## Problem to work on:
Give the records again in full, exactly as they are.

Component data from apps and pages:
- - -

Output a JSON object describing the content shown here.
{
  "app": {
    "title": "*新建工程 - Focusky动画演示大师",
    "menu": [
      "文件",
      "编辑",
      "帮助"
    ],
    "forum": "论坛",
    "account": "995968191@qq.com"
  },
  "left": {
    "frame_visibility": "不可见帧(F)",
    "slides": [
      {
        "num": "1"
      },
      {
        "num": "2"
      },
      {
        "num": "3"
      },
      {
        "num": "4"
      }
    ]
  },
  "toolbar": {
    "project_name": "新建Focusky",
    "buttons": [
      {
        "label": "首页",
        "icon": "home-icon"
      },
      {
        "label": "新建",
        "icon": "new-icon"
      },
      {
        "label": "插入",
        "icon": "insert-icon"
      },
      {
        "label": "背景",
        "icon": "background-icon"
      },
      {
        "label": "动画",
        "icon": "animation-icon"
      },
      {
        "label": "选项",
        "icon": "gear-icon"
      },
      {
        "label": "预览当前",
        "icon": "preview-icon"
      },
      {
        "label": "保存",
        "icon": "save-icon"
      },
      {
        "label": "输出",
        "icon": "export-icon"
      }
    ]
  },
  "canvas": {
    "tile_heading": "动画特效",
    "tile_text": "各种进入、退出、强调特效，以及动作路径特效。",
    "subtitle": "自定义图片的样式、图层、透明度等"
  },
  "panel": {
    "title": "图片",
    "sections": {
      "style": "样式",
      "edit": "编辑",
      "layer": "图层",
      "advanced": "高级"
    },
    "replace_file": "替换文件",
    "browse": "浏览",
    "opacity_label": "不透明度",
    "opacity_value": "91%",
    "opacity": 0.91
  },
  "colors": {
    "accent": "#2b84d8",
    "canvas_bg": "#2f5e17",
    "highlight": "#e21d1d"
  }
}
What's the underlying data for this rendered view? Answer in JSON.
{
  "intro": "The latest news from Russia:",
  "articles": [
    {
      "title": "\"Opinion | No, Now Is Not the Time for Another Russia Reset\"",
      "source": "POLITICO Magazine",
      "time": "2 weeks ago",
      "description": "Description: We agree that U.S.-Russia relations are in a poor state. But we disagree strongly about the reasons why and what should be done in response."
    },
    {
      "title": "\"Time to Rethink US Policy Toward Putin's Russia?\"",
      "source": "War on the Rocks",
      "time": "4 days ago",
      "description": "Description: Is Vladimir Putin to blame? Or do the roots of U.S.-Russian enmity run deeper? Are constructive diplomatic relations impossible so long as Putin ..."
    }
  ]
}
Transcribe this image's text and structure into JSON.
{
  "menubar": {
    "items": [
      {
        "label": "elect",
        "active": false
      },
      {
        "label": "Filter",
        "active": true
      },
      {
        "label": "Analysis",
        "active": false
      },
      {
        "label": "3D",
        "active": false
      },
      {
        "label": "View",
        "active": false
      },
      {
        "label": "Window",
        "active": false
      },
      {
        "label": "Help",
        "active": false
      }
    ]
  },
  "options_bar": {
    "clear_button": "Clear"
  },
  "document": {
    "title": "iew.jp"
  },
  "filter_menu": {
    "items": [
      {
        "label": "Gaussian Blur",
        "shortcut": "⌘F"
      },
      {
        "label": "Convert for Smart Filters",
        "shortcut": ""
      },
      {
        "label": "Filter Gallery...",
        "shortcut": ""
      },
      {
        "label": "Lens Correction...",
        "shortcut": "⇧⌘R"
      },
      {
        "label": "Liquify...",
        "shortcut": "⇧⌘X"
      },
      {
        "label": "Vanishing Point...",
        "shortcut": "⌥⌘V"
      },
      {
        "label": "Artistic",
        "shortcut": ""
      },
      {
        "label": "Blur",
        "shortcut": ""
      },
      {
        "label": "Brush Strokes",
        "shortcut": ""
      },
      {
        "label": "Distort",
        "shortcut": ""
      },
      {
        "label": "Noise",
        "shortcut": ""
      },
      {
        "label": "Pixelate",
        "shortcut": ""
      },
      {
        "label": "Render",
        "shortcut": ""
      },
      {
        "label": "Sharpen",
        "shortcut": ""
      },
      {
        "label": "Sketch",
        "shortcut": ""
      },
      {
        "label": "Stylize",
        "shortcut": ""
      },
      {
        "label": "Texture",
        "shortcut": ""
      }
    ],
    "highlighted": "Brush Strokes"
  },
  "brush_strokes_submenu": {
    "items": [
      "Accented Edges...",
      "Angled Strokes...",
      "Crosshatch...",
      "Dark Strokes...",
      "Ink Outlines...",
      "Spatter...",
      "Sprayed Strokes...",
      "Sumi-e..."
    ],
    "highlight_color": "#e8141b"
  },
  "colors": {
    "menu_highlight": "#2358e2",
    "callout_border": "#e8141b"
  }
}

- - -

## Exercise output:
Output a JSON object describing the content shown here.
{
  "app": {
    "title": "*新建工程 - Focusky动画演示大师",
    "menu": [
      "文件",
      "编辑",
      "帮助"
    ],
    "forum": "论坛",
    "account": "995968191@qq.com"
  },
  "left": {
    "frame_visibility": "不可见帧(F)",
    "slides": [
      {
        "num": "1"
      },
      {
        "num": "2"
      },
      {
        "num": "3"
      },
      {
        "num": "4"
      }
    ]
  },
  "toolbar": {
    "project_name": "新建Focusky",
    "buttons": [
      {
        "label": "首页",
        "icon": "home-icon"
      },
      {
        "label": "新建",
        "icon": "new-icon"
      },
      {
        "label": "插入",
        "icon": "insert-icon"
      },
      {
        "label": "背景",
        "icon": "background-icon"
      },
      {
        "label": "动画",
        "icon": "animation-icon"
      },
      {
        "label": "选项",
        "icon": "gear-icon"
      },
      {
        "label": "预览当前",
        "icon": "preview-icon"
      },
      {
        "label": "保存",
        "icon": "save-icon"
      },
      {
        "label": "输出",
        "icon": "export-icon"
      }
    ]
  },
  "canvas": {
    "tile_heading": "动画特效",
    "tile_text": "各种进入、退出、强调特效，以及动作路径特效。",
    "subtitle": "自定义图片的样式、图层、透明度等"
  },
  "panel": {
    "title": "图片",
    "sections": {
      "style": "样式",
      "edit": "编辑",
      "layer": "图层",
      "advanced": "高级"
    },
    "replace_file": "替换文件",
    "browse": "浏览",
    "opacity_label": "不透明度",
    "opacity_value": "91%",
    "opacity": 0.91
  },
  "colors": {
    "accent": "#2b84d8",
    "canvas_bg": "#2f5e17",
    "highlight": "#e21d1d"
  }
}
What's the underlying data for this rendered view? Answer in JSON.
{
  "intro": "The latest news from Russia:",
  "articles": [
    {
      "title": "\"Opinion | No, Now Is Not the Time for Another Russia Reset\"",
      "source": "POLITICO Magazine",
      "time": "2 weeks ago",
      "description": "Description: We agree that U.S.-Russia relations are in a poor state. But we disagree strongly about the reasons why and what should be done in response."
    },
    {
      "title": "\"Time to Rethink US Policy Toward Putin's Russia?\"",
      "source": "War on the Rocks",
      "time": "4 days ago",
      "description": "Description: Is Vladimir Putin to blame? Or do the roots of U.S.-Russian enmity run deeper? Are constructive diplomatic relations impossible so long as Putin ..."
    }
  ]
}
Transcribe this image's text and structure into JSON.
{
  "menubar": {
    "items": [
      {
        "label": "elect",
        "active": false
      },
      {
        "label": "Filter",
        "active": true
      },
      {
        "label": "Analysis",
        "active": false
      },
      {
        "label": "3D",
        "active": false
      },
      {
        "label": "View",
        "active": false
      },
      {
        "label": "Window",
        "active": false
      },
      {
        "label": "Help",
        "active": false
      }
    ]
  },
  "options_bar": {
    "clear_button": "Clear"
  },
  "document": {
    "title": "iew.jp"
  },
  "filter_menu": {
    "items": [
      {
        "label": "Gaussian Blur",
        "shortcut": "⌘F"
      },
      {
        "label": "Convert for Smart Filters",
        "shortcut": ""
      },
      {
        "label": "Filter Gallery...",
        "shortcut": ""
      },
      {
        "label": "Lens Correction...",
        "shortcut": "⇧⌘R"
      },
      {
        "label": "Liquify...",
        "shortcut": "⇧⌘X"
      },
      {
        "label": "Vanishing Point...",
        "shortcut": "⌥⌘V"
      },
      {
        "label": "Artistic",
        "shortcut": ""
      },
      {
        "label": "Blur",
        "shortcut": ""
      },
      {
        "label": "Brush Strokes",
        "shortcut": ""
      },
      {
        "label": "Distort",
        "shortcut": ""
      },
      {
        "label": "Noise",
        "shortcut": ""
      },
      {
        "label": "Pixelate",
        "shortcut": ""
      },
      {
        "label": "Render",
        "shortcut": ""
      },
      {
        "label": "Sharpen",
        "shortcut": ""
      },
      {
        "label": "Sketch",
        "shortcut": ""
      },
      {
        "label": "Stylize",
        "shortcut": ""
      },
      {
        "label": "Texture",
        "shortcut": ""
      }
    ],
    "highlighted": "Brush Strokes"
  },
  "brush_strokes_submenu": {
    "items": [
      "Accented Edges...",
      "Angled Strokes...",
      "Crosshatch...",
      "Dark Strokes...",
      "Ink Outlines...",
      "Spatter...",
      "Sprayed Strokes...",
      "Sumi-e..."
    ],
    "highlight_color": "#e8141b"
  },
  "colors": {
    "menu_highlight": "#2358e2",
    "callout_border": "#e8141b"
  }
}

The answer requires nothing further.